  8. City of Hollywood v. Mulligan

    934 So. 2d 1238 (Fla. 2006)   Cited 33 times
    Not only does the FCFA policy statement not express an intent to preempt the entire field of seizures and forfeitures for nonfelony offenses, it neither expressly nor impliedly preempts the field of seizures and forfeitures for vehicles. Section 932.704(1) states that "[i]t is also the policy of this state that law enforcement agencies ensure that, in all seizures made under the Florida Contraband Forfeiture Act, their officers adhere to federal and state constitutional limitations." (Emphasis added.) First, this clause implies that there may be seizures of vehicles not made under the FCFA. Indeed, in Florida, there are seizures of vehicles that are authorized under statutory provisions other than the FCFA. See, e.g., §§ 206.205, 322.34, 328.05, 328.07, Fla. Stat. (2005) (concerning seizure and forfeiture of marine vessels for various violations); §§ 329.10, 329.11, Fla. Stat. (2005) (concerning seizure and forfeiture of aircraft for various violations); §§ 206.205, 316.80, 212.16, 316.191, 319.35, 317.0017, 316.1935, 320.30, 322.34, Fla. Stat. (2005) (concerning seizure and forfeiture of automobiles). Second, although nearly all of these statutes require that the…
    PAGE 1245
  9. State v. Nuckolls

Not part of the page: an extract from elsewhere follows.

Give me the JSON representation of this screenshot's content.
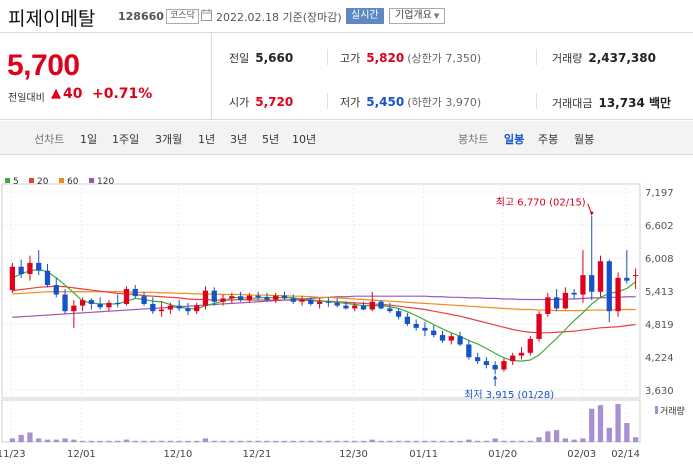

    677 So. 2d 12 (Fla. Dist. Ct. App. 1996)   Cited 7 times
    § 319.35 (1)(a), Fla.Stat.
  10. State v. Nuckolls

    606 So. 2d 1205 (Fla. Dist. Ct. App. 1992)   Cited 6 times
    § 319.35(1)(a), Fla. Stat. (1989).
    PAGE 1207